Urban folk often forget about water... unless their administrators happen to inform them suddenly that the municipality might be running out of water. Here at Gamone, I've always been interested in the water situation. In 1994, I was the first resident in my small neighborhood to be connected to the municipal water supply. Before then, my Gamone predecessors had to depend upon a spring, fifty meters beyond the house. Since my arrival, I've taken advantage of this spring water to water my garden. Unfortunately, it ceases to flow during certain dry periods of the year. A local acquaintance—René Uzel, younger than me, who lived here at Gamone for several years when he was a child—told me that, during the dry periods, they had to drive down to the village to bring back water for the family.
These days, at Gamone, it's wet periods that create a problem. I've been troubled by a puzzle, illustrated in this diagram of my spring:
Spring water accumulates constantly in a small pool up above my house, surrounded by high banks. A concrete tank, marked captor, collects the spring water. This tank, with a steel lid, is located well above ground level, just outside the banks of the spring pool. This captor tank is perfectly accessible, and I can verify constantly that it's functioning correctly simply by wandering up to the Gamone spring and lifting the captor's lid. At the outlet marked spring, a garden hose takes the water down to a sprinkler on the lawn alongside my house. Consequently, for many months during the year, my lawn is watered non-stop by the spring... even when it's pouring rain!
In this idyllic context, the only problem is the existence of a massive spill (as indicated in the above diagram) whenever there's a lot of rain up above Gamone. This spill is of a brief duration (no more than a week, two or three times a year), but the excess water hurtles down the slopes in the form of a small but powerful torrent, particularly since the municipality has laid a bitumen road above Gamone, crossed by steel gutters that focus the flow. Recently, the spill from Gamone's spring has started to provoke minor landslides below my property.

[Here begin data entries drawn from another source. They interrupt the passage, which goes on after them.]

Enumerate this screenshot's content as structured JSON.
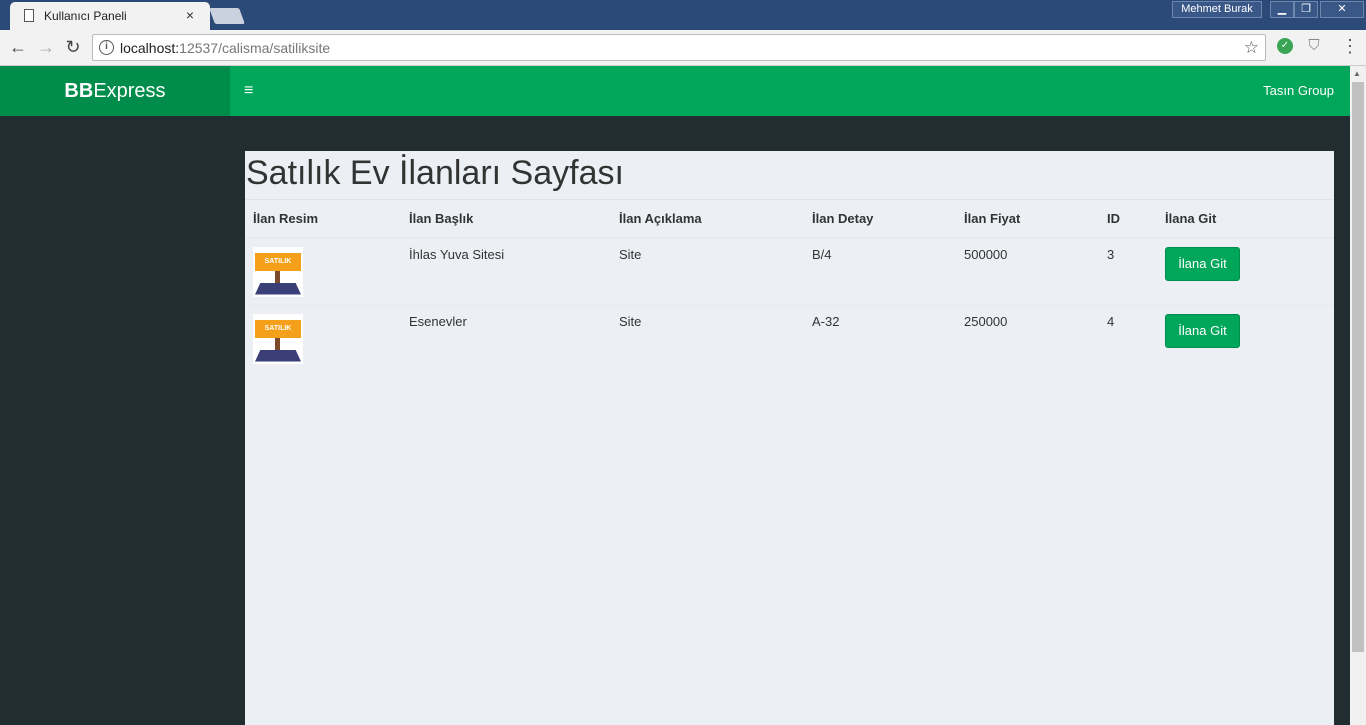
{
  "browser": {
    "tab_title": "Kullanıcı Paneli",
    "tab_close": "×",
    "user_name": "Mehmet Burak",
    "url_host": "localhost:",
    "url_path": "12537/calisma/satiliksite",
    "window_controls": {
      "minimize": "▁",
      "maximize": "❐",
      "close": "✕"
    },
    "icons": {
      "back": "←",
      "forward": "→",
      "reload": "↻",
      "info": "i",
      "star": "☆",
      "menu": "⋮",
      "ext1": "✓",
      "ext2": "⛉"
    }
  },
  "app": {
    "logo_bold": "BB",
    "logo_rest": "Express",
    "menu_icon": "≡",
    "group": "Tasın Group"
  },
  "main": {
    "title": "Satılık Ev İlanları Sayfası",
    "columns": [
      "İlan Resim",
      "İlan Başlık",
      "İlan Açıklama",
      "İlan Detay",
      "İlan Fiyat",
      "ID",
      "İlana Git"
    ],
    "rows": [
      {
        "image_text": "SATILIK",
        "title": "İhlas Yuva Sitesi",
        "description": "Site",
        "detail": "B/4",
        "price": "500000",
        "id": "3",
        "button": "İlana Git"
      },
      {
        "image_text": "SATILIK",
        "title": "Esenevler",
        "description": "Site",
        "detail": "A-32",
        "price": "250000",
        "id": "4",
        "button": "İlana Git"
      }
    ]
  },
  "colors": {
    "accent": "#00a65a",
    "accent_dark": "#008d4c",
    "sidebar": "#222d32",
    "content_bg": "#ecf0f5"
  }
}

Now, here's the puzzle: Is this spill water in fact a subterranean overflow from my spring, which might be collected by reconstructing the present captor? Or is it maybe an autonomous underground channel [unlikely hypothesis], unrelated to my spring? The most intriguing item of information is that, when the spill ceases, the captor continues to supply spring water to my lawn. Obviously, if the spill were fed by leaks down at the bottom of the pool marked Gamone water, then the spring and the spill should be synchronized, as it were. As soon as one stops or starts, the other should stop or start at almost the same time. So, how can we explain the puzzle? Why does the spill only occur after heavy rainfall above Gamone, and why does the spring continue to supply water well after the spill has ceased?
Yesterday, for the first time ever, our municipal employee Pierre Faure ventured a logical answer to this puzzle. The spill is the outcome of leaks, not at the bottom of the pool, but around its upper edges.
Pierre's simple explanation enables everything to fall into place (including the water, you might say). After heavy rain above Gamone, the level of the spring pool rises, due in part to ground-level rivulets. When the surface of the pool reaches the level of the external fissures around its perimeters, the spill starts. I insist upon the fact that this phenomenon is not clearly visible. There are no obvious signs that the pool, surrounded by high earthen banks, might be overflowing.
So, now that the spill puzzle has been elucidated, what should we do to handle the situation ideally? Observing the huge spill, local folk such as René Uzel and Pierre Faure, not to mention the mayor Bernard Bourne, have often said: "William, maybe the captor of your spring is not adequate." In general, I've scoffed at their remarks, since the sprinkler on my lawn has always proved, to my mind, that the captor is working perfectly.
Today, I'm forced but happy to admit that their remarks are uncannily spot-on. My spring captor (built many years ago by René Uzel's father) is simply inadequate, in that it fails to handle an excessive volume of water in the pool. An ideal captor (a big concrete cistern) would be ten times the size of the present one, and it would have two outlets: a tap at the bottom for watering my lawn, and an overflow pipe at the top for calmly conveying excess water down to Gamone Creek. So, yesterday evening, I raced down to the bar in Pont-en-Royans where I can always be sure to find certain local tradesmen at the end of their working day, and I said to René Uzel, who runs his own little earth-moving business: "Come up to Gamone as soon as you've got time, and tell me how much it'll cost to rebuild your father's captor."
It's lovely to see that affairs of this kind evolve in an old-fashioned context of rural awareness and experience, in which newcomers such as me need time in order to comprehend what the native dwellers are trying to tell us. We should never believe wholeheartedly what they seem to be saying, for their conclusions are often fuzzy, nor should we ever reject entirely what they have to relate. It's fun finding the truth, which is inevitably somewhere in between.